Understanding the weight-bearing capacity of plywood and its influencing factors is crucial for ensuring its safe and effective use in various applications. Plywood is a versatile and widely used material, known for its strength and durability. It provides structural support in construction, furniture making, and other industries. By understanding the weight limitations of plywood, builders and designers can make informed decisions and avoid potential structural failures.
The weight-bearing capacity of plywood depends on several factors, including the type of plywood, its thickness, the span of the support, and the load distribution. Plywood can be categorized into different grades based on its strength and appearance. The most common types of plywood are structural and non-structural plywood. Structural plywood is designed specifically for load-bearing applications, while non-structural plywood is suitable for non-load-bearing uses.
As a general rule, the thicker the plywood, the more weight it can support. Thicker plywood sheets are more rigid and less prone to bending or sagging under heavy loads. The span of the support, or the distance between the supports, also affects the weight-bearing capacity. Plywood with shorter spans can carry more weight without excessive deflection or structural failure.
Additionally, the load distribution plays a significant role in determining the weight-bearing capacity of plywood. Evenly distributed loads are generally easier for plywood to support compared to concentrated loads. For example, a uniformly distributed load evenly spread over a large surface area is less likely to cause damage to the plywood compared to a concentrated load applied to a small area.

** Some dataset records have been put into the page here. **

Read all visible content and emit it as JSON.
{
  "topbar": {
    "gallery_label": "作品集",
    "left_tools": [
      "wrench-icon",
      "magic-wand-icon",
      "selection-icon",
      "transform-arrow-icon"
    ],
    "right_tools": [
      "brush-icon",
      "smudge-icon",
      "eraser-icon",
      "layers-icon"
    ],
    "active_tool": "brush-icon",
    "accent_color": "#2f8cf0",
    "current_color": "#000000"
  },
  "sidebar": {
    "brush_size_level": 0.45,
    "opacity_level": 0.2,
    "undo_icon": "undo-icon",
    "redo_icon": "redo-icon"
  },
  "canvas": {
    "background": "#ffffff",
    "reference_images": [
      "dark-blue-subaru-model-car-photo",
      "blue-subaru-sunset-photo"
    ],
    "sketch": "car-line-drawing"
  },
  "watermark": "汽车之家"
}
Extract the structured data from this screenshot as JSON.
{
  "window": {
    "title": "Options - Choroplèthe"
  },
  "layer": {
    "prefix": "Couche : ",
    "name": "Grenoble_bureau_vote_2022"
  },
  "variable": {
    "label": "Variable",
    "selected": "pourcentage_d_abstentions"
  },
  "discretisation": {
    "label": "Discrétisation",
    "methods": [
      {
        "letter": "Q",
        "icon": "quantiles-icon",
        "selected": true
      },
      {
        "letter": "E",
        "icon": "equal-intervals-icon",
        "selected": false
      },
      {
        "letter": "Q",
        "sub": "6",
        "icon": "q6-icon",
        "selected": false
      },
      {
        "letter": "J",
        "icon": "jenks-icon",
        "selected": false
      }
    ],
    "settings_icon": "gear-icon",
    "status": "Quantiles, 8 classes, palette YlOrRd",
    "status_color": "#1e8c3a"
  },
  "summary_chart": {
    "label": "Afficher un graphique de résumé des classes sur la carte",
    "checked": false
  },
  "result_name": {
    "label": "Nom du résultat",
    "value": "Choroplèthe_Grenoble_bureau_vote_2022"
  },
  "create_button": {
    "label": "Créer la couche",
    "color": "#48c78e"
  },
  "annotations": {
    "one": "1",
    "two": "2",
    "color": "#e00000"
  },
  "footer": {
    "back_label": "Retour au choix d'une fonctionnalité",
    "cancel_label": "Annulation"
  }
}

While plywood has excellent load-bearing capabilities, it is important to note that exceeding its weight-bearing capacity can result in structural failure and potential hazards. It is crucial to consider the intended use and consult relevant engineering guidelines or professionals when determining the suitable plywood type and thickness for specific applications.
In conclusion, understanding the weight-bearing capacity of plywood is essential for ensuring its safe and effective use in various applications. By considering factors such as plywood type, thickness, span, and load distribution, builders and designers can utilize plywood to its maximum potential without compromising structural integrity. Properly assessing the weight requirements and using plywood within its capacity promotes safety, longevity, and reliable performance in construction and other industries.
Thank you for reading the “How Much Weight Can Plywood Hold” article on the website Iconshow.me. We hope this information has been valuable in your understanding of plywood’s weight-bearing capabilities and its importance in various applications.
If you’re looking for a comprehensive guide on plywood and its load-bearing capabilities, this pillar article is a must-read.